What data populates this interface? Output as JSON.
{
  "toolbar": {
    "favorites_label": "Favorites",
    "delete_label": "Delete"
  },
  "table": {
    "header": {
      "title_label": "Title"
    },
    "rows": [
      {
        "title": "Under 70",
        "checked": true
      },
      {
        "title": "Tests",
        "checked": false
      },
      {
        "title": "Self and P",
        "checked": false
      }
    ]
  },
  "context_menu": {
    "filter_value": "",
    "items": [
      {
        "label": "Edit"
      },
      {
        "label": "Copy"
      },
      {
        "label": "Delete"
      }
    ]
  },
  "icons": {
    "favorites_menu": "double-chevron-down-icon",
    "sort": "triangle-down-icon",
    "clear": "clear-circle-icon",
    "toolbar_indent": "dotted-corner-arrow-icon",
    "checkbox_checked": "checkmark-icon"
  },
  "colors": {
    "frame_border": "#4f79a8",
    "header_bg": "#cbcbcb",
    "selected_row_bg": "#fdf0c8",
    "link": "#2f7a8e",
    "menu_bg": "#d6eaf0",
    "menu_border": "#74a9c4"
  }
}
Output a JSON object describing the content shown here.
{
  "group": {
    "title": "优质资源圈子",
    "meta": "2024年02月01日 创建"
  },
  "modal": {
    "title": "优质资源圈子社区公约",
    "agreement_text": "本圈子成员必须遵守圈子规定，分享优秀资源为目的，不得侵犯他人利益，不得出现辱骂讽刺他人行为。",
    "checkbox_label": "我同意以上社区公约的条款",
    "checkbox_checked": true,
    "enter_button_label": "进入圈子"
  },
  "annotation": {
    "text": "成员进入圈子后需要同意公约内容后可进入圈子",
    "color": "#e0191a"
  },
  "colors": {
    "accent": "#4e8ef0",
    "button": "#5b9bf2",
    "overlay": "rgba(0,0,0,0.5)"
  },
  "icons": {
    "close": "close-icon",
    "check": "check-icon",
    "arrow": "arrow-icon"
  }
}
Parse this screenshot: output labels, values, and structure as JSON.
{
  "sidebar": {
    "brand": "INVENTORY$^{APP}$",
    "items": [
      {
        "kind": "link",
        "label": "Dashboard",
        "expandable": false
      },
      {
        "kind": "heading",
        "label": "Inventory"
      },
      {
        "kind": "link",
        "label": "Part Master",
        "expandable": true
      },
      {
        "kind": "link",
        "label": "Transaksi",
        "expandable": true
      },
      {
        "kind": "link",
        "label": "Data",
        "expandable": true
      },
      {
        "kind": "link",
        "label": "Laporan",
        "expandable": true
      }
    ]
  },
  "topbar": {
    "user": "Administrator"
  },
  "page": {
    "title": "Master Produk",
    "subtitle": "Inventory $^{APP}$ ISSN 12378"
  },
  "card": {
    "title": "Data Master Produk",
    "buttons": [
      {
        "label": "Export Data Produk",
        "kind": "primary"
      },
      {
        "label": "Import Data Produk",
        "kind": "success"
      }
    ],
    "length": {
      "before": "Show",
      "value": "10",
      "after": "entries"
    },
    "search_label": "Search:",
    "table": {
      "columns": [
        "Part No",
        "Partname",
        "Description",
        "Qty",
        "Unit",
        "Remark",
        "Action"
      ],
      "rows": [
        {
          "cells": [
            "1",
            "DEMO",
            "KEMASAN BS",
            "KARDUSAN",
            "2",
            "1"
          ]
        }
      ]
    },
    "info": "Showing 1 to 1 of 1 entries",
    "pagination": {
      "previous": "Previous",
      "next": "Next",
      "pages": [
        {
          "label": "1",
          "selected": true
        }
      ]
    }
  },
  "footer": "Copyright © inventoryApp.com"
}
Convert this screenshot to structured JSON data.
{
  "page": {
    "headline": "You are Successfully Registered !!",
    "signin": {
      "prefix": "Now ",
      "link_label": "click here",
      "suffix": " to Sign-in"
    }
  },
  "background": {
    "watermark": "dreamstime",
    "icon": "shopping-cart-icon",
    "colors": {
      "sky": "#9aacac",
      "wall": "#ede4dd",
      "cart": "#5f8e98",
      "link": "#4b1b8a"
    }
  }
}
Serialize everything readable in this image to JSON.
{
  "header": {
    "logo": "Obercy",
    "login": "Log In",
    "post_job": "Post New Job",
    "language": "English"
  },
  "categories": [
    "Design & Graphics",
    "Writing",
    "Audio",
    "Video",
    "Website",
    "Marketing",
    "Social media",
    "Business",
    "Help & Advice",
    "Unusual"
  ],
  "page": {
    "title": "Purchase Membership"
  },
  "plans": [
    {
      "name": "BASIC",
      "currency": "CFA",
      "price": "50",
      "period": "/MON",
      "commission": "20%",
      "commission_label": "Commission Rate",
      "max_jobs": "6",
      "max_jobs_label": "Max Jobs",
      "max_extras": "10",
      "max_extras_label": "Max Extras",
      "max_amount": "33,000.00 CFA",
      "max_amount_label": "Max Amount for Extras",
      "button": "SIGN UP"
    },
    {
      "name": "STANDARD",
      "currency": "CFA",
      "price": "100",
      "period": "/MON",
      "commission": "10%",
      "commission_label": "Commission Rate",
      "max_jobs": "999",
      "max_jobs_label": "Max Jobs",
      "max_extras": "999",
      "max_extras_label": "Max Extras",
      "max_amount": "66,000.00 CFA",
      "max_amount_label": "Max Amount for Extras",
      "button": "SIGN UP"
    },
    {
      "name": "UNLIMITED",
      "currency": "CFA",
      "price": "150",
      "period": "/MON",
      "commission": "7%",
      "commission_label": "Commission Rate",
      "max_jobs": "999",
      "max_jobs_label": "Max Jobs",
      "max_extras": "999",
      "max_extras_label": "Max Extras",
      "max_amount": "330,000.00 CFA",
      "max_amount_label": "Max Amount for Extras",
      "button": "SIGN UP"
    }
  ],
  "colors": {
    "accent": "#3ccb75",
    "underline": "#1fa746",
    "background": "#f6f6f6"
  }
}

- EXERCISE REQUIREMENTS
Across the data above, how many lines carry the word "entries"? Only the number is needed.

- EXERCISE ANSWER
2